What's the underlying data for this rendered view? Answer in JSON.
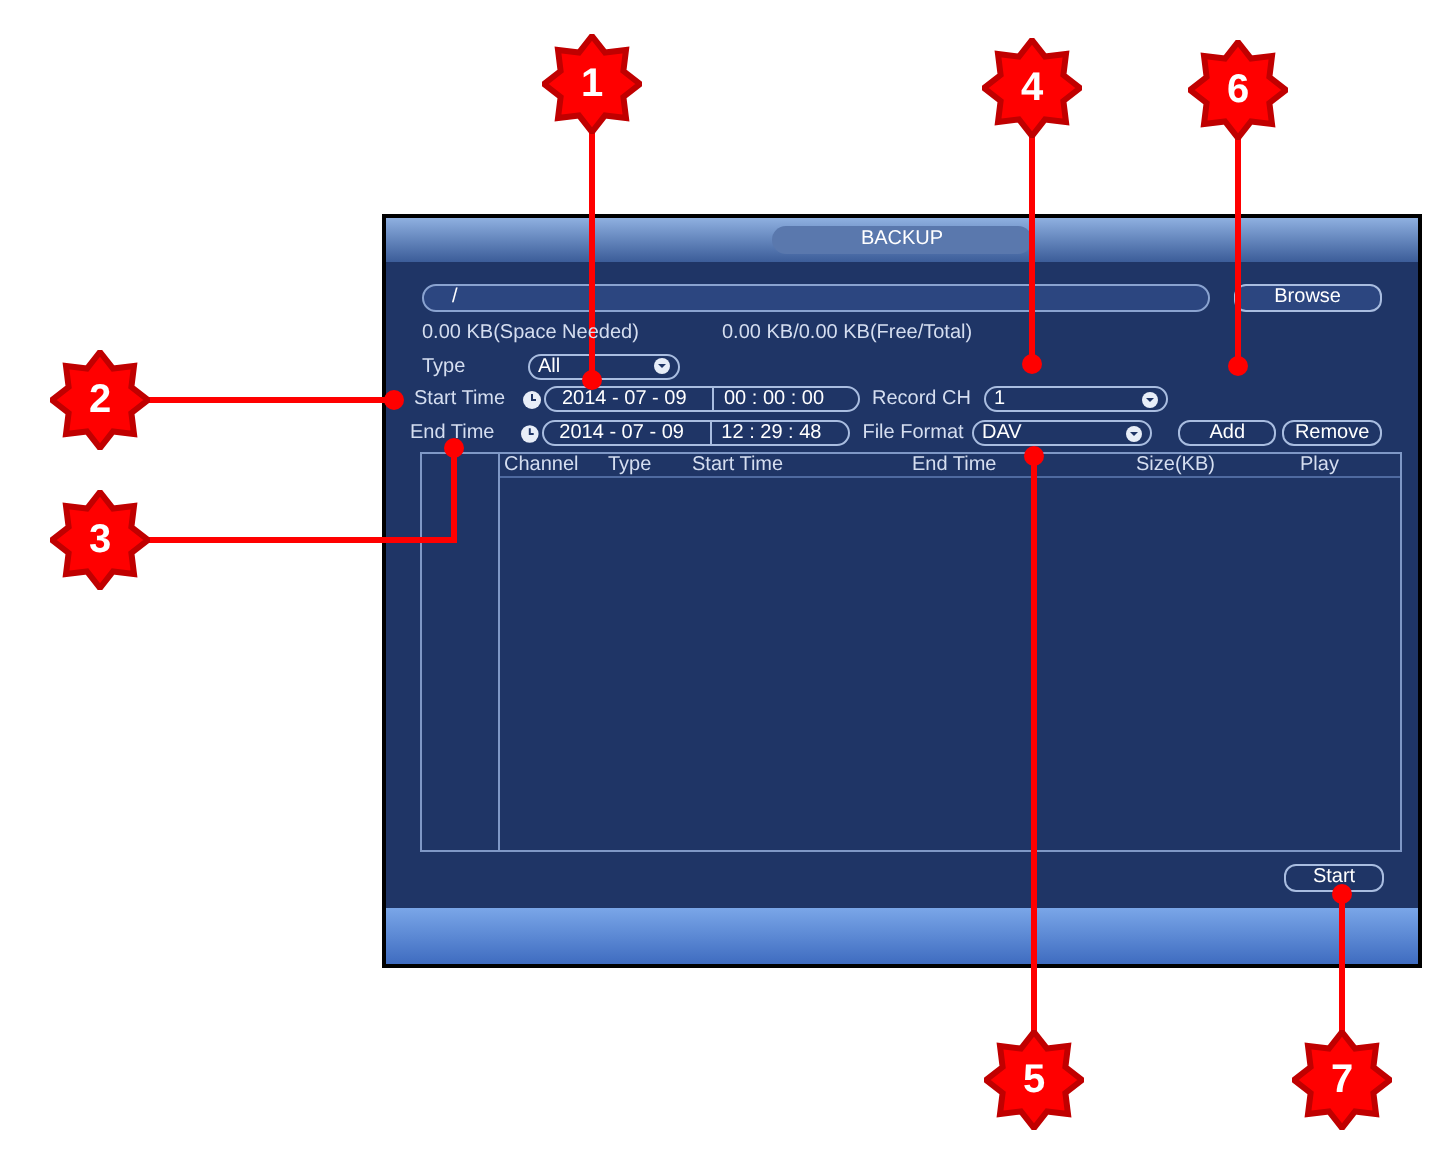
{
  "callouts": [
    {
      "label": "1"
    },
    {
      "label": "4"
    },
    {
      "label": "6"
    },
    {
      "label": "2"
    },
    {
      "label": "3"
    },
    {
      "label": "5"
    },
    {
      "label": "7"
    }
  ],
  "window": {
    "title": "BACKUP"
  },
  "path_field": {
    "value": "/"
  },
  "browse_button": "Browse",
  "space_needed": "0.00 KB(Space Needed)",
  "free_total": "0.00 KB/0.00 KB(Free/Total)",
  "type": {
    "label": "Type",
    "value": "All"
  },
  "start_time": {
    "label": "Start Time",
    "date": "2014 - 07 - 09",
    "time": "00 : 00 : 00"
  },
  "record_ch": {
    "label": "Record CH",
    "value": "1"
  },
  "end_time": {
    "label": "End Time",
    "date": "2014 - 07 - 09",
    "time": "12 : 29 : 48"
  },
  "file_format": {
    "label": "File Format",
    "value": "DAV"
  },
  "add_button": "Add",
  "remove_button": "Remove",
  "table": {
    "columns": [
      "Channel",
      "Type",
      "Start Time",
      "End Time",
      "Size(KB)",
      "Play"
    ]
  },
  "start_button": "Start"
}
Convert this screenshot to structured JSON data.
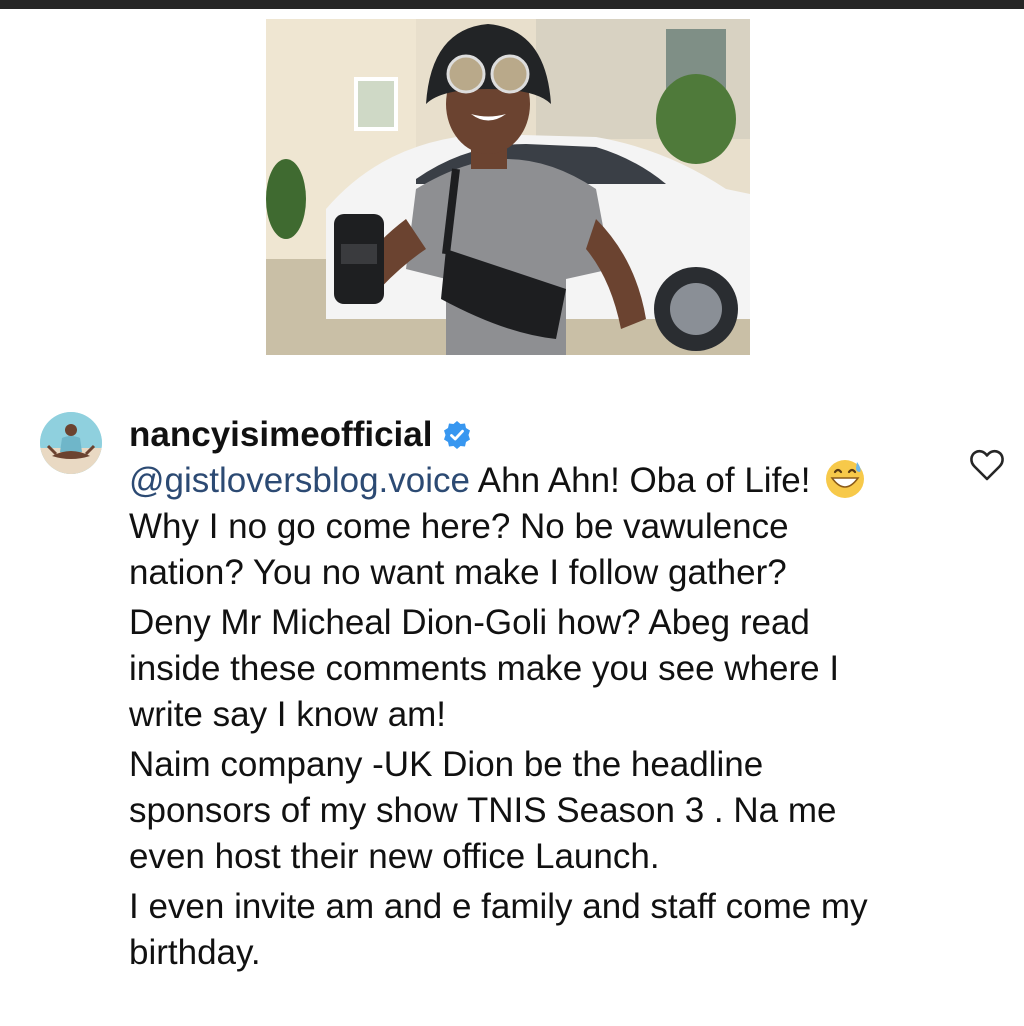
{
  "post": {
    "image_description_icon": "photo"
  },
  "comment": {
    "username": "nancyisimeofficial",
    "verified_icon": "verified-badge-icon",
    "mention": "@gistloversblog.voice",
    "line1_rest": " Ahn Ahn! Oba of Life!",
    "emoji_icon": "grinning-sweat-emoji-icon",
    "line1_after_emoji": "Why I no go come here? No be vawulence nation? You no want make I follow gather?",
    "paragraph2": "Deny Mr Micheal Dion-Goli how? Abeg read inside these comments make you see where I write say I know am!",
    "paragraph3": "Naim company -UK Dion be the headline sponsors of my show TNIS Season 3 . Na me even host their new office Launch.",
    "paragraph4": "I even invite am and e family and staff come my birthday."
  },
  "actions": {
    "like_icon": "heart-outline-icon"
  },
  "colors": {
    "mention": "#2c4a73",
    "verified": "#3897f0",
    "text": "#111111",
    "top_bar": "#262626"
  }
}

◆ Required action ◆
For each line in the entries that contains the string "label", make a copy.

◆ Answer area ◆
      "label": "1"
      "label": "4"
      "label": "6"
      "label": "2"
      "label": "3"
      "label": "5"
      "label": "7"
    "label": "Type",
    "label": "Start Time",
    "label": "Record CH",
    "label": "End Time",
    "label": "File Format",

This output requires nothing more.